Making Memorizing Fun

Let's be honest now, in the busyness of Sunday mornings, sometimes our kids’ church crafts and colorings get dropped on the floor of the minivan after church never to be seen again! But how thankful are you when the church invests so much creativity into our kids?

It is a gift when the church partners with us as parents to provide us with tools to teach our children the overall, big picture of God's Word. I didn't have a solid understanding of the timeline of the Bible until I was an adult (who knew that Joseph’s great-great-great grandkids became the slaves that God rescued through Moses?!?) and how incredible that even our youngest children are presented with this opportunity.

Create the “Pegs” on which to Hang Bible Stories

I homeschool my three boys using a classical model homeschooling curriculum called Classical Conversations. The focus is on memorizing facts, big picture stories, and history timelines, and then allowing children to dig deeper into that memorized knowledge when they are older and better able to dissect complicated information. This is how we will teach our children the big picture of the Bible, picking out significant events from the beginning of time until Revelation.   

Our church is currently in a series that is helping us zoom out and see the themes and threads throughout Scripture. Long Story Short is the perfect opportunity to help our kids see God’s big story! Helping our kids to memorize the big picture of the story God has written over time will give them pegs on which to hang all other scripture references they read when they are older. They'll be able to place all scripture within the context of the big picture. It is also a quick way for our children to tell God's big story in a quick, concise, and simple way.   

Start with the Basics

As you dive into teaching your kids God’s big story, make sure you start with the basics. Get a real, physical Bible and show them the Old and New Testament. Teach them how many authors contributed and how long it took to write the Bible. Have them learn the books of the Bible to help them have a basic understanding and then make a timeline on the wall to layer in the prophets with the story of Israel. Who were the 12 disciples and why did Paul write letters to churches?

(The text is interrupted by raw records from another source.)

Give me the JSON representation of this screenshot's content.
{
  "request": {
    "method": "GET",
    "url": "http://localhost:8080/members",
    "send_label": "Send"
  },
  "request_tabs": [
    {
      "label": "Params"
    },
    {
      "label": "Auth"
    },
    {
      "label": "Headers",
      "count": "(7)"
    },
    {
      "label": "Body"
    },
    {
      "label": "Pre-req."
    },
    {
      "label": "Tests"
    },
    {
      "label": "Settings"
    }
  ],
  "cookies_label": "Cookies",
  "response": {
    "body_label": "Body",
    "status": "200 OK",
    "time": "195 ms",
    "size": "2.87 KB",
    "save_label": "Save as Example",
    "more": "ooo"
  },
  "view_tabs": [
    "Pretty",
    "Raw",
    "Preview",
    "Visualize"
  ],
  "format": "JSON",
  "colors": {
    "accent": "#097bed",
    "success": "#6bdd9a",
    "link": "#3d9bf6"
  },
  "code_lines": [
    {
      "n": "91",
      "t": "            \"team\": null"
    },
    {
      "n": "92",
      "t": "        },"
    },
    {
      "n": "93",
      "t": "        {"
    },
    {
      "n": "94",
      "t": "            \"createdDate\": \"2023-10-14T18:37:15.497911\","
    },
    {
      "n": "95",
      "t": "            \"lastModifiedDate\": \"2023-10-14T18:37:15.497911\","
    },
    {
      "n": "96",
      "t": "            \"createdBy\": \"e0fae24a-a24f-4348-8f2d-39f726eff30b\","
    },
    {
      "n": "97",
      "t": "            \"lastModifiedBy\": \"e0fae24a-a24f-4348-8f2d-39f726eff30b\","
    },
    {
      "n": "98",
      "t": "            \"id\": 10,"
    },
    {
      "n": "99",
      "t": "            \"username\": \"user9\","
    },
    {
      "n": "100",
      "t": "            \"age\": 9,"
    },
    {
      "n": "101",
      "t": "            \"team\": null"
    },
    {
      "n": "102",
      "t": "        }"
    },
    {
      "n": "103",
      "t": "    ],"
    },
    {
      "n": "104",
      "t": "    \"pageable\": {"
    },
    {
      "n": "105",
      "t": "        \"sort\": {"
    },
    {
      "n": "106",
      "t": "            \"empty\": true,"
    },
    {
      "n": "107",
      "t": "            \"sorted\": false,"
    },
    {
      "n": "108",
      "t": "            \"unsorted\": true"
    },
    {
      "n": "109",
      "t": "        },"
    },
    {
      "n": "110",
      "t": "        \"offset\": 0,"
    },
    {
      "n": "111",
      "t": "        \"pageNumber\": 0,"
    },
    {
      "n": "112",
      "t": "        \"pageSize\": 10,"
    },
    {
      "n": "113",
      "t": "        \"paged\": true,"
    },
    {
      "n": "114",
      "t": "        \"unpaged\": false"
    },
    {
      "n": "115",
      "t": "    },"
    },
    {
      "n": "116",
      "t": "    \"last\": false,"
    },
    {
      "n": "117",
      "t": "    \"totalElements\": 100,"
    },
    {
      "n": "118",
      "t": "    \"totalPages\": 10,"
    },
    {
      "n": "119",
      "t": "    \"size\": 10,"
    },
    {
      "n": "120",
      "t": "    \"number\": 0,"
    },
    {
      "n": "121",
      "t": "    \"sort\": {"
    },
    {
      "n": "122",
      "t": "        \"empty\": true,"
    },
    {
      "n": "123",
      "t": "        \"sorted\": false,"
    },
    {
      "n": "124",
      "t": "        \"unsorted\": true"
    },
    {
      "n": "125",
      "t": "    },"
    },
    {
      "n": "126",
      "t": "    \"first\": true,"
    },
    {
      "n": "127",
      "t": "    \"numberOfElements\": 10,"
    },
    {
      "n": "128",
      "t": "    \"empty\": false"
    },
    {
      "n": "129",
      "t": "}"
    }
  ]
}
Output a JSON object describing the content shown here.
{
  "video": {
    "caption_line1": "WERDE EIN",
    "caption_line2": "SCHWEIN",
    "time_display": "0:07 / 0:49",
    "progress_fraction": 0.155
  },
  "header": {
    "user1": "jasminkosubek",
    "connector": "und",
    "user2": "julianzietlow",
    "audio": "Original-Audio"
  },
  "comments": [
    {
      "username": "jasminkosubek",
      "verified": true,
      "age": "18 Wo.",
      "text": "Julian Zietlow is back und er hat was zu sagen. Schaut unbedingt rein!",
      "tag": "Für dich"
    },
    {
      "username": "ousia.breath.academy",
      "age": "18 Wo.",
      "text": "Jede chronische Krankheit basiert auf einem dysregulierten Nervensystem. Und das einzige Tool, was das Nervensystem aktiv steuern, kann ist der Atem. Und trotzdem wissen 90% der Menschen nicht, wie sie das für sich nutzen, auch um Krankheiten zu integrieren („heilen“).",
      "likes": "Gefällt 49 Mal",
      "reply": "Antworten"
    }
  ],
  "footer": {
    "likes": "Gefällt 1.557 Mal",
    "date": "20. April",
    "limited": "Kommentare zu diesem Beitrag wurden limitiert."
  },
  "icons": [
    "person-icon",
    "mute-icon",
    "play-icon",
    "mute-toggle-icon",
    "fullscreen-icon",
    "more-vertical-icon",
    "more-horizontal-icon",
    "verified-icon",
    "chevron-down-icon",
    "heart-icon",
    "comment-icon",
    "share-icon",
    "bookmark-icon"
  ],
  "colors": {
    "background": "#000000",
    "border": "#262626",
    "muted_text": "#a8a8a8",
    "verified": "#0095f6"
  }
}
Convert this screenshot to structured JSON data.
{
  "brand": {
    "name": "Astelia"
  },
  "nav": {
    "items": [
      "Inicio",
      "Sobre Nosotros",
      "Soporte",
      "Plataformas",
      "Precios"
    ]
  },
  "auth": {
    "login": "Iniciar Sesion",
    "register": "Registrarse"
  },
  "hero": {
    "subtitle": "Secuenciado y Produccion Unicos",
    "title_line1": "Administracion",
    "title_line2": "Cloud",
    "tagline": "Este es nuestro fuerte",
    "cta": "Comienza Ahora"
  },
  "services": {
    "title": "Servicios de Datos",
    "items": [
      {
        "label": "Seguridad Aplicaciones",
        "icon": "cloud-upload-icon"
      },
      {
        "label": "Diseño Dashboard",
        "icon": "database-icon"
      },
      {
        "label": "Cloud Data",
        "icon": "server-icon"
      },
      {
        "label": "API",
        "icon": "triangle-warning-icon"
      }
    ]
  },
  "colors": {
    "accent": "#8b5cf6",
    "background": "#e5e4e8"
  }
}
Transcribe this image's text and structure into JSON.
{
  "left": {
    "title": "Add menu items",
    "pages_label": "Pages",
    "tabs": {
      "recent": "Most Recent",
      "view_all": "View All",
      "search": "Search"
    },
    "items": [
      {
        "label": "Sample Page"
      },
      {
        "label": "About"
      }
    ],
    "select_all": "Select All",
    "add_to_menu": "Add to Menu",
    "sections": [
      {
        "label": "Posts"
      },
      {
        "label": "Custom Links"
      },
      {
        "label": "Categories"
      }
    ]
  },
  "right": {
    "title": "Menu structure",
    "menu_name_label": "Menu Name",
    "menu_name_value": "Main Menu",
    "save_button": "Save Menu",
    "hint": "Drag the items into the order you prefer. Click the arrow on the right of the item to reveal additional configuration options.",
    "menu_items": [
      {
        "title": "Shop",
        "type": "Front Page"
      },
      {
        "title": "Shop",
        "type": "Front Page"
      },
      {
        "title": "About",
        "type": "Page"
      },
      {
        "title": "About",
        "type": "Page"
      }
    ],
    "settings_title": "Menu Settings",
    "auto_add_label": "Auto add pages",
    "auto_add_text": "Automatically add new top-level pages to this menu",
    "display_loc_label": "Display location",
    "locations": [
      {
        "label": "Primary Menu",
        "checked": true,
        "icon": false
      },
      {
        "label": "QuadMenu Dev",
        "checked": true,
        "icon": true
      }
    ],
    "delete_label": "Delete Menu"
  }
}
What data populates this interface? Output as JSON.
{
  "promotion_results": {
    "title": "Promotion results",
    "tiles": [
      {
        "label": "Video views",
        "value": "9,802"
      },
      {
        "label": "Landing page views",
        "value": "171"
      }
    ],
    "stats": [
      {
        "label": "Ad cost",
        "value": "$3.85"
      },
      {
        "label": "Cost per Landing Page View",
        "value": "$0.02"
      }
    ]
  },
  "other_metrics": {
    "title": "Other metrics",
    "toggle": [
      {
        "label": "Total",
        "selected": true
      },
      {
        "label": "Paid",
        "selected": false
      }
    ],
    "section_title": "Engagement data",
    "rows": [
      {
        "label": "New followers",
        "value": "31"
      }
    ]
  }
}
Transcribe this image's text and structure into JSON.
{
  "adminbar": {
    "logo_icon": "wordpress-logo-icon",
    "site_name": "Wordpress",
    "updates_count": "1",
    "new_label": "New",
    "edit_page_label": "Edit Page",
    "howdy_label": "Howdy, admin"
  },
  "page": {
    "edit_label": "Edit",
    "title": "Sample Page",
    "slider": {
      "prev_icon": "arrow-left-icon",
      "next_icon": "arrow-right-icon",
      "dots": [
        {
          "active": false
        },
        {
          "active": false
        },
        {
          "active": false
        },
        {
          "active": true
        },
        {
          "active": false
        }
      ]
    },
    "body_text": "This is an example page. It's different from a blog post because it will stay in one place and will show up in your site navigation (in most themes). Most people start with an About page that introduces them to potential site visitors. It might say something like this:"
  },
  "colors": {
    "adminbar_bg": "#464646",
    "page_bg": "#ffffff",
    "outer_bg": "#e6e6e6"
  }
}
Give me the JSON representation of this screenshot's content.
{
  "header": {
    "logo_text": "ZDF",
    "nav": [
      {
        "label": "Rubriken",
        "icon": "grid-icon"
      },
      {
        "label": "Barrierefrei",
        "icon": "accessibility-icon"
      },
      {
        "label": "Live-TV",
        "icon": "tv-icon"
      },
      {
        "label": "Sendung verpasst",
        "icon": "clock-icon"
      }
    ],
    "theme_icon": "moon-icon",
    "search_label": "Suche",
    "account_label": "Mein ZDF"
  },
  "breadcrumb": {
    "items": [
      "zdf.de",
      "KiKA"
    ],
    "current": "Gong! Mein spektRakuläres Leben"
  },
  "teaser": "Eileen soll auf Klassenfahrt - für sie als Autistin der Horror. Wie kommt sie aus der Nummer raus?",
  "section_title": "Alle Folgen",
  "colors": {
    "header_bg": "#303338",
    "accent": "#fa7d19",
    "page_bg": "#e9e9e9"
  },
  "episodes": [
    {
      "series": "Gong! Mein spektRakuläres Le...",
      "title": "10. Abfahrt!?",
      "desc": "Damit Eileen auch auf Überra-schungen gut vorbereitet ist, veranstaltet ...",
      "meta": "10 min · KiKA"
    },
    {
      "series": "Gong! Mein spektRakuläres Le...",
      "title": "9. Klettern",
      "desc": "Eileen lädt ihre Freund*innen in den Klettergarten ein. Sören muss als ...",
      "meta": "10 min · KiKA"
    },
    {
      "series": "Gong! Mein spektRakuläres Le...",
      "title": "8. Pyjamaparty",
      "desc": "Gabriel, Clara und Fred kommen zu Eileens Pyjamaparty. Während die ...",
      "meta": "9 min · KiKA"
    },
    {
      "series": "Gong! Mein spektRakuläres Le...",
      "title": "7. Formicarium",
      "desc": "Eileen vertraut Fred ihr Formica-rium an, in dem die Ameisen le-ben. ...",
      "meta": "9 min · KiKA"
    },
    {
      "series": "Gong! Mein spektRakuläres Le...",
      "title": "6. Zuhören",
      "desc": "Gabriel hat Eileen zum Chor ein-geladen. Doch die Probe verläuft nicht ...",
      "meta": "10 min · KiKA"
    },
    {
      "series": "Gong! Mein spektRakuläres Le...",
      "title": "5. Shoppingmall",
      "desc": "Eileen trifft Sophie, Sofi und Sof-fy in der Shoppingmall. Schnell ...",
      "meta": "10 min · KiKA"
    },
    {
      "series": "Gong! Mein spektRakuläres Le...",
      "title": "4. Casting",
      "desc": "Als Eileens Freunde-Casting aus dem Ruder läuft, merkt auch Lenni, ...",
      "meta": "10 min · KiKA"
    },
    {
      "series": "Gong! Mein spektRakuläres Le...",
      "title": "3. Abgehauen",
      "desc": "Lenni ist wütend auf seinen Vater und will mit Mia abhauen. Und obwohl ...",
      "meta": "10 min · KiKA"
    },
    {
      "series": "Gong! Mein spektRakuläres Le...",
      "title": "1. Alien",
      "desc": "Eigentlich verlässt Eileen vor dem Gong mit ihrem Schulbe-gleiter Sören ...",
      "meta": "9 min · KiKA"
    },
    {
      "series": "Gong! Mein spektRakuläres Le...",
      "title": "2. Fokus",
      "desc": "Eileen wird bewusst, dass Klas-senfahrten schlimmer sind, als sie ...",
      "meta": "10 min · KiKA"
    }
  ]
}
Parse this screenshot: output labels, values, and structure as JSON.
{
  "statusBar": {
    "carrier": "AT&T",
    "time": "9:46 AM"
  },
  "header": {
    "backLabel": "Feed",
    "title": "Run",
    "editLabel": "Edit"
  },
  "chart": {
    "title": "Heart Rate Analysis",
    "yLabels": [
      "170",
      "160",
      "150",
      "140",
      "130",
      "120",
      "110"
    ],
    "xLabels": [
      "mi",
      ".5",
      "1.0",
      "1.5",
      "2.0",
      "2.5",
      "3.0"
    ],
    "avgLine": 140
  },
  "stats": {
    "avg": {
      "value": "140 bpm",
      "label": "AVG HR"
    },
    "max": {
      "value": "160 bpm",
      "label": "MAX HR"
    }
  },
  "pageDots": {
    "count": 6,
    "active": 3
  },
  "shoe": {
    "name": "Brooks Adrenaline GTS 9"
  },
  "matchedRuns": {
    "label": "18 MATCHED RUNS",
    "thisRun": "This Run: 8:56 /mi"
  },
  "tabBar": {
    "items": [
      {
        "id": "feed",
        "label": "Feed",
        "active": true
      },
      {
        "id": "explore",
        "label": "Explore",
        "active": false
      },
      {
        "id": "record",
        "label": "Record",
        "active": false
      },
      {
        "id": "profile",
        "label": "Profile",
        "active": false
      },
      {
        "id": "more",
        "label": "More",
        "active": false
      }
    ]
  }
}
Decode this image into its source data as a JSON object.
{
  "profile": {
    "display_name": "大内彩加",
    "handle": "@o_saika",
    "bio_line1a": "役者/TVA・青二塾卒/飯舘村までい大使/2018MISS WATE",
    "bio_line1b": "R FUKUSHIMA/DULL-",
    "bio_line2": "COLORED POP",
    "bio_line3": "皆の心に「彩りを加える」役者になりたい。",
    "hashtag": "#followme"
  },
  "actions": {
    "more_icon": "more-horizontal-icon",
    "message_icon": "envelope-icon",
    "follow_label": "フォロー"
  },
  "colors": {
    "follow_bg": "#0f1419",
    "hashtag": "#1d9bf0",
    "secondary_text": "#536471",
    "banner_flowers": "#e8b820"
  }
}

Having something committed to memory will come back and help your child better understand a subject when he is studying it further in later years. My nine year old memorized the order and dates of each US president when he was four years old. Recently, he asked at the dinner table, when our Capitol Hill row house was built. I told him 1908 and I saw his little brain spinning and a few moments later, "Ok so Teddy Roosevelt was president when our house was built." His memorization facts helped him place our house in history and understand what the city looked like at that time. How valuable will it be when our kids can place stories of the Bible into the right spot in history?!

Make it Fun

Since we memorize a lot for school, we have a lot of different ways to make it fun and easy. If you are going to attempt some memory work, it is so important to make it fun! Here are some ideas to help take the boring out of memorizing:

1.     Much of our schoolwork is set to music. If I don't have music, I have my boys slap a simple beat on their knees while seated and we speak a poem to the beat. Making a little poem rap is way more fun than simply saying words.  

2.   Find a way to reward them! Make small goals and offer a little treat when they complete the memory work.

3.     We make it a part of our family rhythm. Pick a time of day, whether it be at breakfast, dinner or bedtime and practice daily. It’s the repetition that makes it stick!

4.     We involve others in our success! In our homeschooling, we meet weekly with other families to showcase what we have worked on at home. Consider making a video to send to grandparents each week with your kid’s progress. Let others celebrate their accomplishments too!

5.     Speaking of involving others, we love to challenge other families to join us! Create some friendly competition to help motivate your kids to make it to the end.

And remember, memorizing something that is long might seem overwhelming for you, but keep that to yourself! Kids spongy brains are able to quickly and permanently absorb more information than we think possible. And kids pick up on your doubt just like they feed off your confidence in them. "Come on sweetheart, Mommy knows you can do this.  Let's do a rap! And then we'll make a memory game!"  

So parents, have fun with this! Don't let this one slip off the radar. And find a way keep your tools somewhere special where your kids can grab them for a quick review in years to come.

Sarah is a wife to her college sweetheart, homeschooling mother by day, Suzuki violin teacher by afternoon, and violin performer by evenings and weekends. Fourteen years living in DC has her a native and she is deeply involved in all things Capitol Hill.